Tate Modern exhibition tells the story of constructivism, the explosion of creativity in Russia that rerouted aesthetics
Modern art is a federation, not a one-party state; a tasty assortment rather than a single flavour. So, different bits of it engender different levels of excitement. At the bottom of the range, you have the substantial slow-downs of the pulse brought on by a Martin Creed installation at Tate Britain. Creed should be made available on the NHS as a safe substitute for Mogadon. At the other end of the scale, however, lie the heart-busting explosions of adrenaline prompted by the best and most exciting spectacle in modern art – the sight of a group of creatives who share a common aim turning up at an important historical moment and forcing through an artistic revolution that pushes global aesthetics in a new direction.
It doesn’t happen very often, I grant you.

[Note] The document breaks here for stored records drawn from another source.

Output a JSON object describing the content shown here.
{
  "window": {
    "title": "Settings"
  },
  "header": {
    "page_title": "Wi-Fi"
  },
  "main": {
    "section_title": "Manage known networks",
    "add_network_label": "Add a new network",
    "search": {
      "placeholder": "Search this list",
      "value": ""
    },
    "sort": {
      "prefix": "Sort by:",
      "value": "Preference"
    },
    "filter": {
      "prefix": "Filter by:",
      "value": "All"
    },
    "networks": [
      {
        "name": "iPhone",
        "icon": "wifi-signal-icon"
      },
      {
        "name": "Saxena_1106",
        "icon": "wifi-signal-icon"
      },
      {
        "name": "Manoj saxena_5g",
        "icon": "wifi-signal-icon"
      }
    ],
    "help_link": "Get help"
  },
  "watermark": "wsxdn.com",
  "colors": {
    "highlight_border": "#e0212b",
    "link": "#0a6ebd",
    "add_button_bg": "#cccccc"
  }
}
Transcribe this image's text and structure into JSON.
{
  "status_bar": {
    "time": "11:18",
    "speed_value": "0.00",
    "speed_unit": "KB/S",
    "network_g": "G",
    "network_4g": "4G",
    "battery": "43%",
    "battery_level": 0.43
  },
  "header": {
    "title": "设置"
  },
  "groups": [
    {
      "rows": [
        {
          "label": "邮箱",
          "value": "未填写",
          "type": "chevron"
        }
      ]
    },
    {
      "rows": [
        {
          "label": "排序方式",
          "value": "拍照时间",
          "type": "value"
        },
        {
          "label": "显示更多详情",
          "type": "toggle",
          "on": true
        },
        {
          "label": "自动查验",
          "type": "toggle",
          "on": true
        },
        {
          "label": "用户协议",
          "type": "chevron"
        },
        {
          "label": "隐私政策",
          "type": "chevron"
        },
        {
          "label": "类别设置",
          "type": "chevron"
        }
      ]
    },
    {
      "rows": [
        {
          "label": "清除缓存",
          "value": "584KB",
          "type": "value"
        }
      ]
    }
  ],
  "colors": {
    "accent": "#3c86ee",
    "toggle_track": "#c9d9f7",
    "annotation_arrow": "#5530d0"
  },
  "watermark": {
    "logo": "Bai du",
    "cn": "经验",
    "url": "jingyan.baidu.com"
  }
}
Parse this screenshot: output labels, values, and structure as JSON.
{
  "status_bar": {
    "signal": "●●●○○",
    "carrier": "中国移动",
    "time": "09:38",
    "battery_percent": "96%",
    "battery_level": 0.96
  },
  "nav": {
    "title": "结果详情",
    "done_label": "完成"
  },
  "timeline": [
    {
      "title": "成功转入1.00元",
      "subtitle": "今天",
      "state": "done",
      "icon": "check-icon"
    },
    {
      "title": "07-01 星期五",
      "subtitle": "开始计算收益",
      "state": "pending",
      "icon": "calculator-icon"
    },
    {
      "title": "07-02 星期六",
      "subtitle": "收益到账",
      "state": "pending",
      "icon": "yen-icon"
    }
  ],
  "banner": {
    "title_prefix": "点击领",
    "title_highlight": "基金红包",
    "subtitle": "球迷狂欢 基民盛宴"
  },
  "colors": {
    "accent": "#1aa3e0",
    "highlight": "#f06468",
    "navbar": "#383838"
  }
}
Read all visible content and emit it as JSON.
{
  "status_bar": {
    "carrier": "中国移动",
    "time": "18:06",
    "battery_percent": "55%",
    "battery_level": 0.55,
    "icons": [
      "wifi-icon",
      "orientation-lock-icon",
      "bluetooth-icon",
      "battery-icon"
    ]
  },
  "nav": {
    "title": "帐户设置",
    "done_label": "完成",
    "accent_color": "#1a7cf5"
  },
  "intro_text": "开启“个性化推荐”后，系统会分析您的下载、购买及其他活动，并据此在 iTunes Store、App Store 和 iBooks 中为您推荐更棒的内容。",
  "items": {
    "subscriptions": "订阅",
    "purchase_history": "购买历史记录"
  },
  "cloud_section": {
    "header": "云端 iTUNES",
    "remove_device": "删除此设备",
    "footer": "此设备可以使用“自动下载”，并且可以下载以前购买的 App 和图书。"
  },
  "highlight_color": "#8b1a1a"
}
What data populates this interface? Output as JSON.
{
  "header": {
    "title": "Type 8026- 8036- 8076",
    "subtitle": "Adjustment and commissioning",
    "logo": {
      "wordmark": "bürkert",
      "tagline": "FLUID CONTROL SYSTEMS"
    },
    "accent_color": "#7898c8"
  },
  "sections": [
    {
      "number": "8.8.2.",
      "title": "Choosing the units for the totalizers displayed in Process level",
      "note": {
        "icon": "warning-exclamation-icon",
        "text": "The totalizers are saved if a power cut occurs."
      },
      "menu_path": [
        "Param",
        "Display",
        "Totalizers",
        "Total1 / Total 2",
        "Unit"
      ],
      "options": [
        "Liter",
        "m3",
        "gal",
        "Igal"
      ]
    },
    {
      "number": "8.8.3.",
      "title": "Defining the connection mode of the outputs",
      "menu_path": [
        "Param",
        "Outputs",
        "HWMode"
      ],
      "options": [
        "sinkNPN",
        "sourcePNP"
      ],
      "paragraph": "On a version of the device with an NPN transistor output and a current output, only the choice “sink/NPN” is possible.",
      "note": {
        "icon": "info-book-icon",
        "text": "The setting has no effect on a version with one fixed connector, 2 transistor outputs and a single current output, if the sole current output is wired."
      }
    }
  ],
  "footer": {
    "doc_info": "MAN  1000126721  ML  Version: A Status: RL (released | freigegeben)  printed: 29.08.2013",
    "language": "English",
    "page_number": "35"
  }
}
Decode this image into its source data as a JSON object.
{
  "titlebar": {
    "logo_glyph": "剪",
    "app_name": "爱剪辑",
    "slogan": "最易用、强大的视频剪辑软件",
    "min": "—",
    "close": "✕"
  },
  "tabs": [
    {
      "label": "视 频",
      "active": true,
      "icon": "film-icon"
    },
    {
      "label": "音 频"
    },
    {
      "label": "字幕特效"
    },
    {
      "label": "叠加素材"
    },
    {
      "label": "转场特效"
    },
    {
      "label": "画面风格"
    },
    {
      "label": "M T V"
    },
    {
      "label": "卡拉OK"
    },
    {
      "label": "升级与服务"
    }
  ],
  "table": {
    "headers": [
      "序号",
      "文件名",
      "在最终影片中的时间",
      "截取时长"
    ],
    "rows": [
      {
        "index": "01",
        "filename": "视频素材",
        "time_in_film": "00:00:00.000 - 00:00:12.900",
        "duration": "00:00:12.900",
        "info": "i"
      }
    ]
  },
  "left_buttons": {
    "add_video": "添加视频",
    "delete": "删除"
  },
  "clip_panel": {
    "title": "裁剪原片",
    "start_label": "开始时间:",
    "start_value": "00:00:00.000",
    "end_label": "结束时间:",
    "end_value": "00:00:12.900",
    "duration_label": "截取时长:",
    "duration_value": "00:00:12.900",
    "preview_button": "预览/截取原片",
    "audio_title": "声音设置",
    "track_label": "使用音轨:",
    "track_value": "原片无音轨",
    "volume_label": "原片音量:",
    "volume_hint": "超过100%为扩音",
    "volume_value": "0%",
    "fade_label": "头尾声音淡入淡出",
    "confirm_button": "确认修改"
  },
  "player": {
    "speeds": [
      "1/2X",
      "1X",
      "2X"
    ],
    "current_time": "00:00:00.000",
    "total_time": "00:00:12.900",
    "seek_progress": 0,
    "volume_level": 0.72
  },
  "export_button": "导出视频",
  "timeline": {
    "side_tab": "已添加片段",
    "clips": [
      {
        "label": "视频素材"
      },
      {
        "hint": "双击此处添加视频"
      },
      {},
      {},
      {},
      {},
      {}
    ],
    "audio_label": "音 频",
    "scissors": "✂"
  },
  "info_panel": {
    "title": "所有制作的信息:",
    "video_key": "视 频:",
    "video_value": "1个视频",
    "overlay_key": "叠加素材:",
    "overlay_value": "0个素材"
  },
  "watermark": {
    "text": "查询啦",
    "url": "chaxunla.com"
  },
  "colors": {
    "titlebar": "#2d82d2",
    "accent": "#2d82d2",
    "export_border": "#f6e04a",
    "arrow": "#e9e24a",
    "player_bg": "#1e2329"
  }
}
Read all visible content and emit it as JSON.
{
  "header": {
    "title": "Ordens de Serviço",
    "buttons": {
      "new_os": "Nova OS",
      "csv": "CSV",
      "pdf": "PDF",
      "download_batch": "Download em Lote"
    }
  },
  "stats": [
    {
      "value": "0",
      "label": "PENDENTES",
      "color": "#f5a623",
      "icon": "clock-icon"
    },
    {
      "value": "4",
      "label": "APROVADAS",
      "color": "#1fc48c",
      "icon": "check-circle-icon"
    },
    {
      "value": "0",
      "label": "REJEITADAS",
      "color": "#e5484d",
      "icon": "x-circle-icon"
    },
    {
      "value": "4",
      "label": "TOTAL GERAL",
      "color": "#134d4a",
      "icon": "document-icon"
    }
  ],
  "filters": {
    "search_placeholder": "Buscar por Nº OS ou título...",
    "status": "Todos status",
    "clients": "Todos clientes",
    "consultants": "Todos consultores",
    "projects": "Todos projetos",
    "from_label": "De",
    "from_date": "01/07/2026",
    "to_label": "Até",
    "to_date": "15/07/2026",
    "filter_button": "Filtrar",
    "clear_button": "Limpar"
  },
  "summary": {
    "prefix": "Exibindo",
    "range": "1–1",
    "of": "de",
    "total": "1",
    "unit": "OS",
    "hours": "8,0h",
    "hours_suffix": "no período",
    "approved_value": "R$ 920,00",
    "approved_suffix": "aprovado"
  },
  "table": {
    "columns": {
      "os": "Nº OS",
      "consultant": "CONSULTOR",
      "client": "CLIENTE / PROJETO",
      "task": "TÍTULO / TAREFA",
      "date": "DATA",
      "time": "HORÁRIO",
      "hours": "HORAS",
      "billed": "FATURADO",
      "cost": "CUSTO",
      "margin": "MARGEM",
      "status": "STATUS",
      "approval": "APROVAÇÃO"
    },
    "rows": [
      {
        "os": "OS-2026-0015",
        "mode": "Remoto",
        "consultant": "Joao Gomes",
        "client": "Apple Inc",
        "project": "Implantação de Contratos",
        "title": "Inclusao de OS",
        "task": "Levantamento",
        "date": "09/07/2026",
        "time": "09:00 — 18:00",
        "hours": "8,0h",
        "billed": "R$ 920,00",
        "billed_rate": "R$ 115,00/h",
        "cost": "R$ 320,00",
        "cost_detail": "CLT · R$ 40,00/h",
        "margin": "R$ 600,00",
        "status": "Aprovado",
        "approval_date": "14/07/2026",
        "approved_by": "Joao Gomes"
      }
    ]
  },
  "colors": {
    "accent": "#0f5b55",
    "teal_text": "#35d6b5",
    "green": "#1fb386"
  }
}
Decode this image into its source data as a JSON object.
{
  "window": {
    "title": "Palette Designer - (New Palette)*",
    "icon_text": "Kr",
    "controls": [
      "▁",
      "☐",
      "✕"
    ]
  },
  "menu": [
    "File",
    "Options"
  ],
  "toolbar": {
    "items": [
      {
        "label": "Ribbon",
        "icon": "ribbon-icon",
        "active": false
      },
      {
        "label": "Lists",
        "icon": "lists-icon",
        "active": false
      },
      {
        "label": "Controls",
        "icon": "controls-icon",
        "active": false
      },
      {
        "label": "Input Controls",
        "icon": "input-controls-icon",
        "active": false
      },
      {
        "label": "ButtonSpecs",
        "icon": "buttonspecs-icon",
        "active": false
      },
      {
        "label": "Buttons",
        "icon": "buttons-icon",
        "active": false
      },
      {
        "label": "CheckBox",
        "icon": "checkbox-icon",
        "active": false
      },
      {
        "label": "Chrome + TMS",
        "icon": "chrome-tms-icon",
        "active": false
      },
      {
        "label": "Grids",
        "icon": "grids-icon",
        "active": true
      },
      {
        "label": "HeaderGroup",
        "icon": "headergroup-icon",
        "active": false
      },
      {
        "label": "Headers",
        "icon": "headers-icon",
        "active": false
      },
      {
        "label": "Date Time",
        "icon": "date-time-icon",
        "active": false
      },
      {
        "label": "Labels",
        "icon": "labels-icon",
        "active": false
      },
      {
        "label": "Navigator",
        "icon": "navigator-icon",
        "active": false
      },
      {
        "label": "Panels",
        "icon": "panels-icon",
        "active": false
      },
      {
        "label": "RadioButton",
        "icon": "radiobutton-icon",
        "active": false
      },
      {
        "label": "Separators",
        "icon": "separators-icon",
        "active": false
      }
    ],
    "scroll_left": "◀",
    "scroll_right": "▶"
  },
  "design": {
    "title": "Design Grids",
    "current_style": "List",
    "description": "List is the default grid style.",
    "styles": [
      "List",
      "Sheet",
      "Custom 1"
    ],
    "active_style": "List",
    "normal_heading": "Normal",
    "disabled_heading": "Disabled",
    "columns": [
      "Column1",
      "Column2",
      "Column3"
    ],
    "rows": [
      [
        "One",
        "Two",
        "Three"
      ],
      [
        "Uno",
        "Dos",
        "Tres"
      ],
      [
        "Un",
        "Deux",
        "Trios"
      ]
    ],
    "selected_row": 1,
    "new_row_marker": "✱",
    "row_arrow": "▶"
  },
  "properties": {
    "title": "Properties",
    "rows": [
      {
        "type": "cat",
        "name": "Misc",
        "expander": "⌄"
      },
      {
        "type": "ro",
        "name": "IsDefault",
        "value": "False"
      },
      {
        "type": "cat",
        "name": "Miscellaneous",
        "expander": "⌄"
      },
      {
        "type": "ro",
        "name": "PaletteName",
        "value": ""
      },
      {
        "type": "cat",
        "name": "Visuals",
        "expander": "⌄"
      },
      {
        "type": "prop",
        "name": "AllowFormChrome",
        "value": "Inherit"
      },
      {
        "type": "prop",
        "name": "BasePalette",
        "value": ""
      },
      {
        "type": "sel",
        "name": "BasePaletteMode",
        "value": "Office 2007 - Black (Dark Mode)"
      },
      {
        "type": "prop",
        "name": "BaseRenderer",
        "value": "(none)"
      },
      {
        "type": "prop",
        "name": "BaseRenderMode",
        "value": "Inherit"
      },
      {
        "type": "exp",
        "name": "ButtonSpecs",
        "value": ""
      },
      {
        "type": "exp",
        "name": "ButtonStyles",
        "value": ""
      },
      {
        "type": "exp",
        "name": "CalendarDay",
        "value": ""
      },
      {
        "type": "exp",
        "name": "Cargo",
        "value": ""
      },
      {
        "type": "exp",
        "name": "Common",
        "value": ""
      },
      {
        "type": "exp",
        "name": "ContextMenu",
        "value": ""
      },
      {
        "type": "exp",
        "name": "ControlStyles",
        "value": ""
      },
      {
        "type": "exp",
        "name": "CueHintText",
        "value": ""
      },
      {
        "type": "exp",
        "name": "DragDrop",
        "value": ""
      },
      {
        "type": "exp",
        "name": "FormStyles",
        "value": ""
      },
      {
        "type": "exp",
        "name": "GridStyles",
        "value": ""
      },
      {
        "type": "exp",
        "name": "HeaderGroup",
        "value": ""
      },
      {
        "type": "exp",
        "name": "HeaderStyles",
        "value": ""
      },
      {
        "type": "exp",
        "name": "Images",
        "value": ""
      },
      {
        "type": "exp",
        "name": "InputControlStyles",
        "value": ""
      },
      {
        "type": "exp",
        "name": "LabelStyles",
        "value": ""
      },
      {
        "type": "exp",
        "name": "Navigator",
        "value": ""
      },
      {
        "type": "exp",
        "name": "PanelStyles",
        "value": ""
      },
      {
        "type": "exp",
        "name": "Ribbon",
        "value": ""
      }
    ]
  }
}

When it does, though, the results are nostril-flaringly, snort-inducingly, toe-curlingly exciting. Impressionism arrived in this explosive manner. So did cubism, surrealism, abstract expressionism and pop art. But the most exciting of all such commencements took place in Russia in about 1918, alongside the Bolshevik revolution, when constructivism appeared.
It was the most dynamic rerouting of aesthetics the world of art has seen. Changes of this magnitude had happened before, but they generally took centuries to complete. In revolutionary Russia, they took days and weeks. In the space of a few ridiculously short seasons, Russia’s artistic rebels turned everything on its head: painting, sculpture, architecture, photography, typography, fashion, theatre, poetry.
Imagine the gothic age becoming the Renaissance overnight. The entire creative slate was wiped clean and sent back to Go. Even biscuit advertising was rethought, as a startling poster in the Tate’s fine celebration of the his-and-hers constructivism of Alexander Rodchenko and Liubov Popova makes amusingly clear. “Eat Red October cookies,” instructs a smiling girl suspended in a futuristic hexagon, as a remote-controlled stream of biscuits enters her mouth at Sputnik pace. Red October cookies, it seems, are the best.
The constructivists believed that art needed to be untied from all its representational duties in order to soar into space like a liberated helium balloon. Geometry was freedom.
Realism was repression. Russia needed a revolutionary abstract art, they argued, that avoided all the old ways of communicating its meanings. Today, it all sounds overly strident and studenty, perhaps even silly, but it spawned some of the 20th century’s most thrilling art, a decent chunk of which is included in this show